Ak-Baital Pass is the highest road pass in the former Soviet Union

Ak-Baital Pass is a high mountain pass at an elevation of 4.670m (15,321ft) above sea level, located in the Gorno-Badakhshan Autonomous Region of Tajikistan. At this elevation, it’s the highest road pass in the former Soviet Union.

Ak-Baital Pass

What’s the highest pass of the Pamir Highway?

Set high in the Pamir Mountains, the road to the summit, also known as Pereval Akbaytal, is the defiant M41 road, informally and more commonly known as the Pamir Highway. At this altitude, it's the highest point of this infamous route, sometimes referred to as “The Road from Hell”. This part of the Pamir Highway (M41) heads to Murgab through the Muzkul Mountains, and it is the highest pass in the former USSR.

When was the road through Ak-Baital Pass built?

The road through the pass was built during Soviet times to connect parts of their imperium in this region.

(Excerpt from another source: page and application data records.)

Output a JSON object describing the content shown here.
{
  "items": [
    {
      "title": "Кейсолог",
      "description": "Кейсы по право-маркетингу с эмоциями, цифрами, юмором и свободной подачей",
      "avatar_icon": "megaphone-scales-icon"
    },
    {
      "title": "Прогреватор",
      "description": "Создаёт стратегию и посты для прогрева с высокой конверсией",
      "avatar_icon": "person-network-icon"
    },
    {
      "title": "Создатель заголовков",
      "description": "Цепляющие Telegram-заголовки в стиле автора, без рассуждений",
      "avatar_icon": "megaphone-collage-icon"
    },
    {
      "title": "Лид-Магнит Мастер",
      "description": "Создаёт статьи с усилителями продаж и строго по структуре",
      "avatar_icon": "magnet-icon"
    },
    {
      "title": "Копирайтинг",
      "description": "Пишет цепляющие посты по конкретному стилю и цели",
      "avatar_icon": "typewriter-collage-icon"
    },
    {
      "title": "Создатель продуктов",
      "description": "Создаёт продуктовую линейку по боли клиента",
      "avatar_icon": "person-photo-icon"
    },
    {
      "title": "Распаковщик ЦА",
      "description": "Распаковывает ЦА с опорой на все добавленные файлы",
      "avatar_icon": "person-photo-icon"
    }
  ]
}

Since the breakdown and Central Asia’s independence, not much coherent maintenance has been done to the road, only in spots where damage has been caused by flash floods or scree.

Is the road through Ak-Baital Pass unpaved?

The roadway is paved in some areas but is mostly unpaved. This section of the road is barely passable. Throughout the area, the land is typically rugged and dry. Construction and maintenance levels vary substantially along the highway. This is a hard climb even for 4-wheel-drive vehicles and can produce a headache and difficulty breathing. The dusty roads and constant wind mean that you get a bunged-up nose which makes it harder to breathe, and just getting in and out of the vehicle is hard work. The road is heavily damaged in places by erosion, earthquakes, landslides, and avalanches.

How’s the road through Ak-Baital Pass?

The pass will get you closer to the moon than perhaps you’ve ever been, and not just because of the head-swimming altitude–the landscape is lunar barren and otherworldly, though a little wetter than the earth’s orbiting rock – beautiful blue water lakes bejewel the area, the best being the haunting deep of a lifeless Lake Karakul. Traveling through here is like a trip to a parallel world, where the landscape is bigger, bolder, and infused with the eerie, all under the high, wide presence of a brilliant blue sky. Along the way, you may be lucky to see a few yaks wandering around by the road.
Pic: Gareth Williams